- Records for the exercise:
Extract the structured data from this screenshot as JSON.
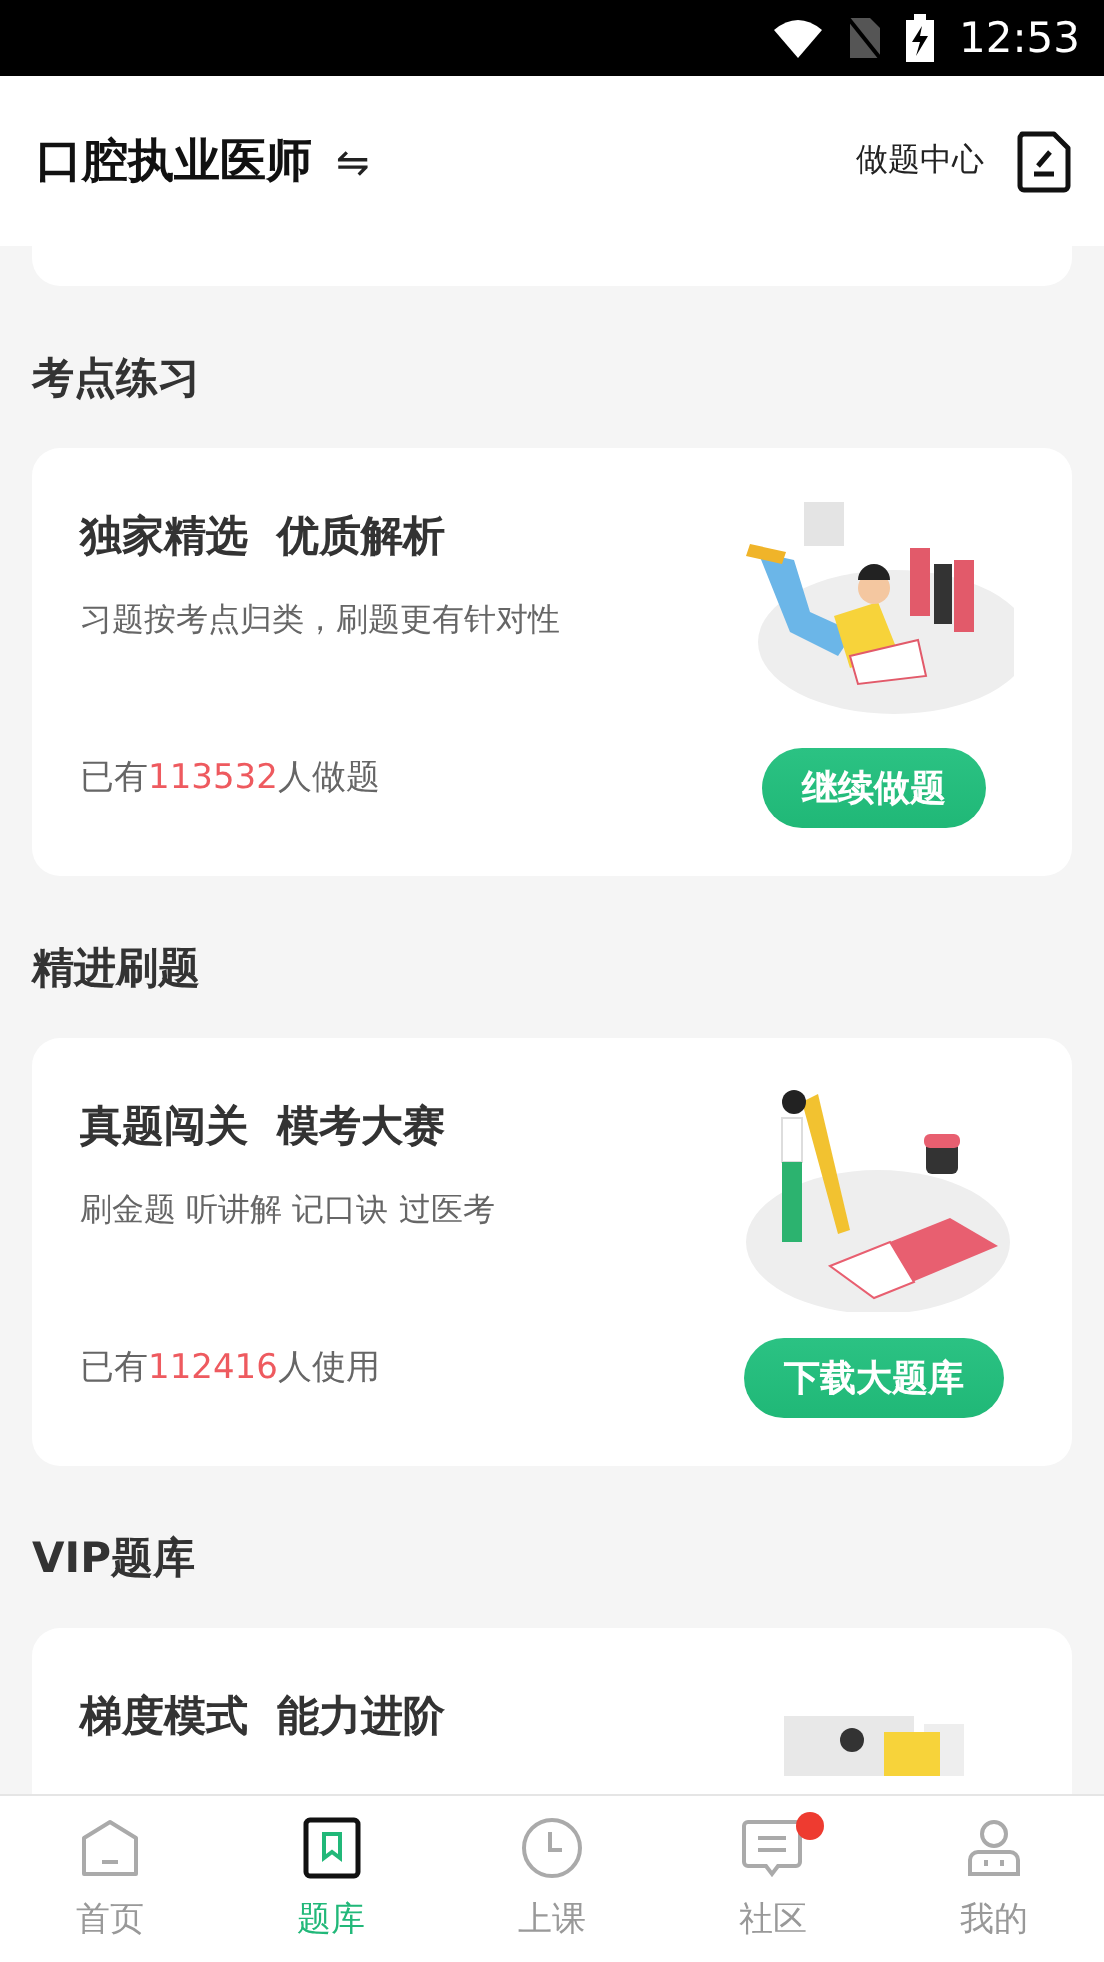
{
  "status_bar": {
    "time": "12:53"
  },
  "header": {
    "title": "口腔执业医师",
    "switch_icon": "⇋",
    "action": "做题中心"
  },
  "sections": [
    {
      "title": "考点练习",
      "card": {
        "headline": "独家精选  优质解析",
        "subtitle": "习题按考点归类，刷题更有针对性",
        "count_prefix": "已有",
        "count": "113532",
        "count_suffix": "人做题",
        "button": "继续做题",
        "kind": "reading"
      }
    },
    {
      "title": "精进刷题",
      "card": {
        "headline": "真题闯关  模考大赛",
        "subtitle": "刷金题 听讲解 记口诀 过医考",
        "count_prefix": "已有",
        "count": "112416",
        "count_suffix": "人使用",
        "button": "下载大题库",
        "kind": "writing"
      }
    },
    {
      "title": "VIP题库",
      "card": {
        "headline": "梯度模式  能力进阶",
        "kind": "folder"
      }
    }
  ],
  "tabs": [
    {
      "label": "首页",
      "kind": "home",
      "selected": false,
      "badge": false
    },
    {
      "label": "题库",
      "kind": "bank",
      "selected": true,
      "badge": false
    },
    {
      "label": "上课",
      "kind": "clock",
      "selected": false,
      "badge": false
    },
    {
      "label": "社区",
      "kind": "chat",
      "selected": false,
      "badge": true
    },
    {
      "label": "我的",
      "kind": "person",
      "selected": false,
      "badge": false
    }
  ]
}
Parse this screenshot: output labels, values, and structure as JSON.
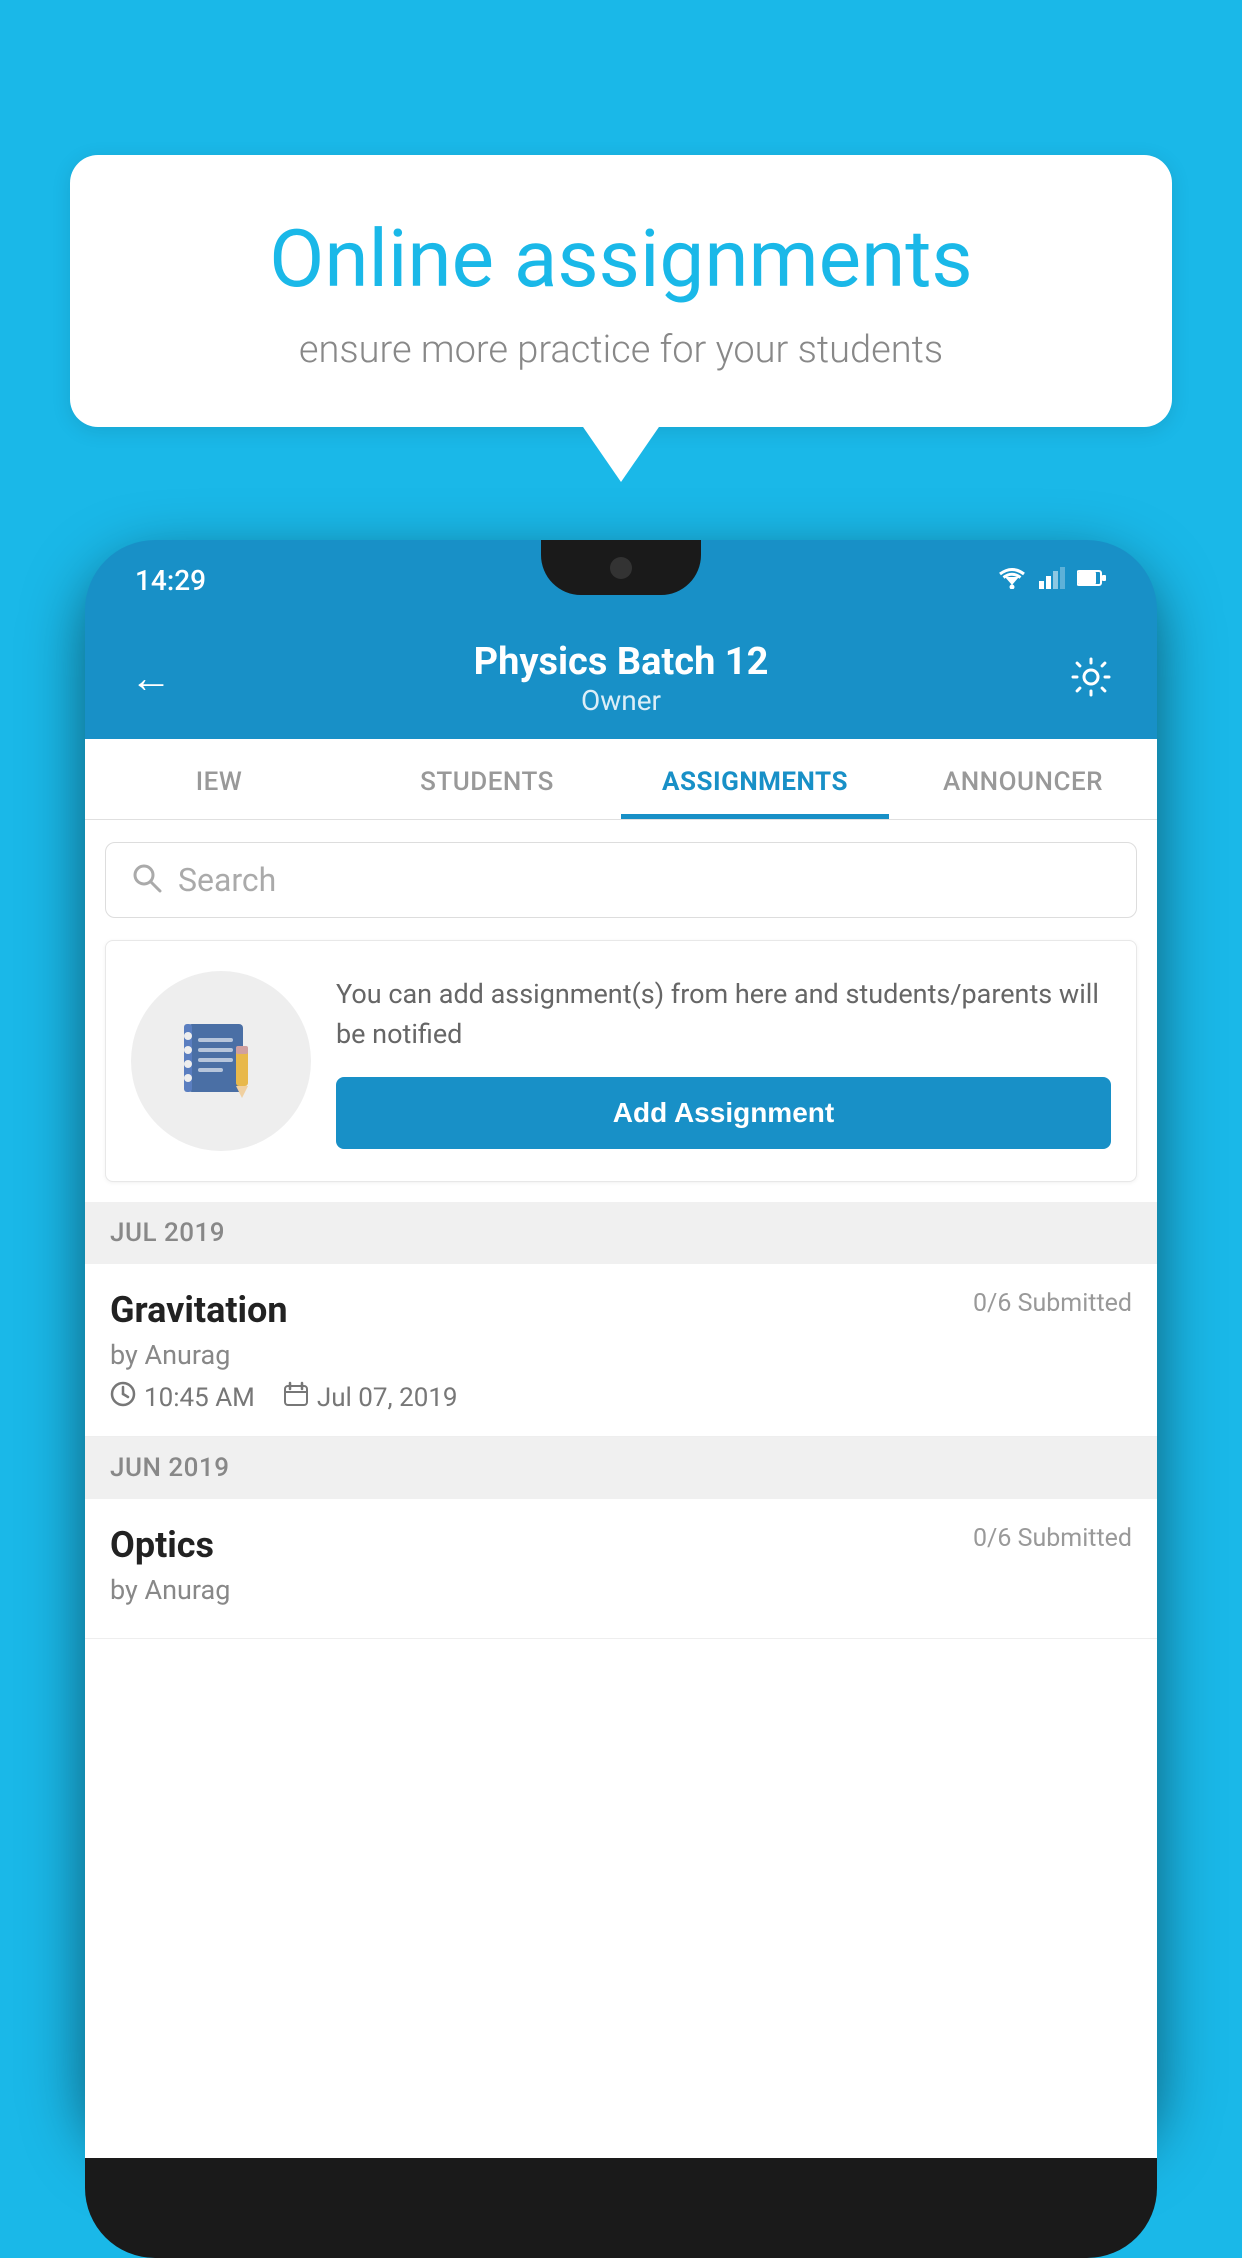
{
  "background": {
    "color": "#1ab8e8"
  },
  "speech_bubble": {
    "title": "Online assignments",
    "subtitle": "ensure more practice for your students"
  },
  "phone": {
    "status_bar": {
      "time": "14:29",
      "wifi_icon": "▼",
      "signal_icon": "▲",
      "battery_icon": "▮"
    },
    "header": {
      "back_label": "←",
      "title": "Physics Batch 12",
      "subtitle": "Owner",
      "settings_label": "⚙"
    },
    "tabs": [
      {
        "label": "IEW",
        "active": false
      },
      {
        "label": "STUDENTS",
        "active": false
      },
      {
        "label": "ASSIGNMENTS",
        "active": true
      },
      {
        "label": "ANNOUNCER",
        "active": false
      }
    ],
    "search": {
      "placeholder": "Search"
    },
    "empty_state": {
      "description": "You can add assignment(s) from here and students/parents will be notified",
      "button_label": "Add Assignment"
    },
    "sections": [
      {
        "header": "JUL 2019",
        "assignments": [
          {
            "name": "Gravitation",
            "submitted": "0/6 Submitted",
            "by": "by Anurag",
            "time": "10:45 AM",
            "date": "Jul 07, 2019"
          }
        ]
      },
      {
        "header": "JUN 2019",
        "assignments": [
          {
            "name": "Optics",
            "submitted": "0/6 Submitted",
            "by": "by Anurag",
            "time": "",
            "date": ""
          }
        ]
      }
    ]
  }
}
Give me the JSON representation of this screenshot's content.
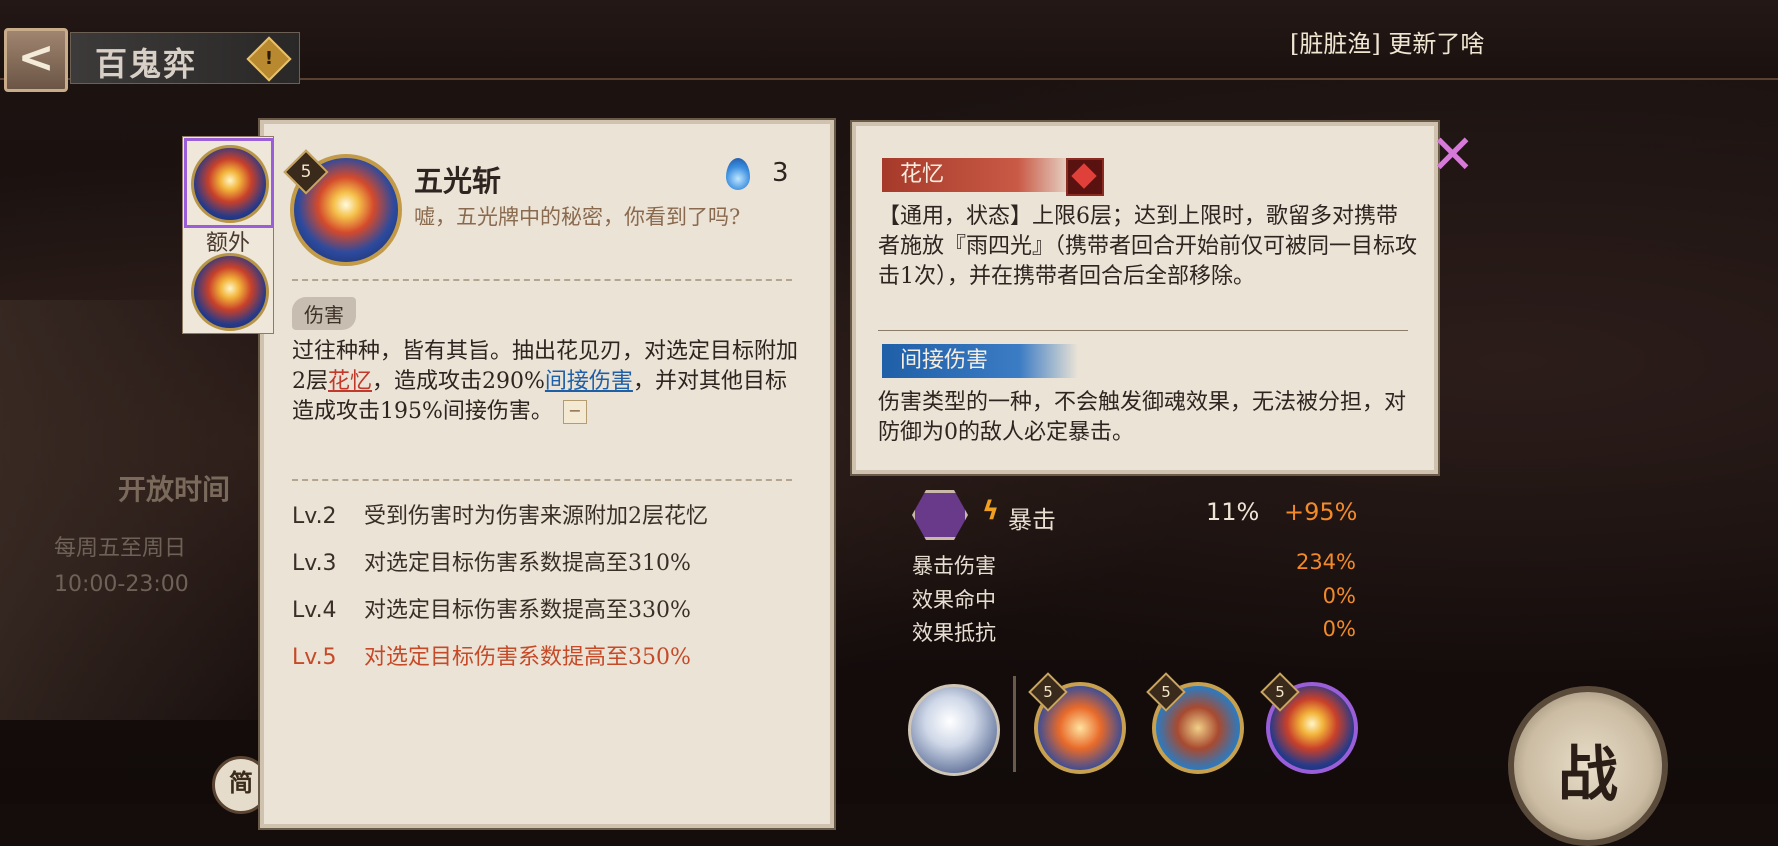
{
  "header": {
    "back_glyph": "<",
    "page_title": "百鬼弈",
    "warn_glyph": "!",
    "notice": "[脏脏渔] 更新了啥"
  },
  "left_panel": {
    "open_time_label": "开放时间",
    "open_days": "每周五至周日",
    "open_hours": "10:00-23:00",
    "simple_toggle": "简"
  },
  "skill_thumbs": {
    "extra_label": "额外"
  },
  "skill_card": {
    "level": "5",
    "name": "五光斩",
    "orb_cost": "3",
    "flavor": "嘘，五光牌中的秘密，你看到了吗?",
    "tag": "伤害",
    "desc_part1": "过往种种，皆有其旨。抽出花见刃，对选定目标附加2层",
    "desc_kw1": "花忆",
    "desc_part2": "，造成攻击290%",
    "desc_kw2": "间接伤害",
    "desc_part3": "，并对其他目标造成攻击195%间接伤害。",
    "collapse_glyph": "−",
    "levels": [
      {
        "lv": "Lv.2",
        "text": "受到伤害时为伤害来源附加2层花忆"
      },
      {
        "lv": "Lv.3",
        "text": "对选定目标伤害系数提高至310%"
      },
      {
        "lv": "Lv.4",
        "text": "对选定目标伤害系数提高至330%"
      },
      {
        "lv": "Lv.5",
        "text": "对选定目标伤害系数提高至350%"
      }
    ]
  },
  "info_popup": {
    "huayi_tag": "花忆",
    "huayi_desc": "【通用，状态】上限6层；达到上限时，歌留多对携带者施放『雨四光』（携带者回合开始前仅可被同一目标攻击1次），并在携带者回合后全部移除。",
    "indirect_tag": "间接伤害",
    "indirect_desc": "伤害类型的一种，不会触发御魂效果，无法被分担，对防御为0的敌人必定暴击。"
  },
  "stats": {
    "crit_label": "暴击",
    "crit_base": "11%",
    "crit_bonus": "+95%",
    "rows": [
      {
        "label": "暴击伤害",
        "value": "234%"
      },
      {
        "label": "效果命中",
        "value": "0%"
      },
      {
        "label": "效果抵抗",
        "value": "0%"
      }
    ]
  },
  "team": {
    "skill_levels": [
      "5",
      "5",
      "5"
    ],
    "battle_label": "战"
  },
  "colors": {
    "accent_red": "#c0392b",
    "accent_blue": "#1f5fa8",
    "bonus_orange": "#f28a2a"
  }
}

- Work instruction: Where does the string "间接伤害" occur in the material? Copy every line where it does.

- Task response:
    "desc_kw2": "间接伤害",
    "desc_part3": "，并对其他目标造成攻击195%间接伤害。",
    "indirect_tag": "间接伤害",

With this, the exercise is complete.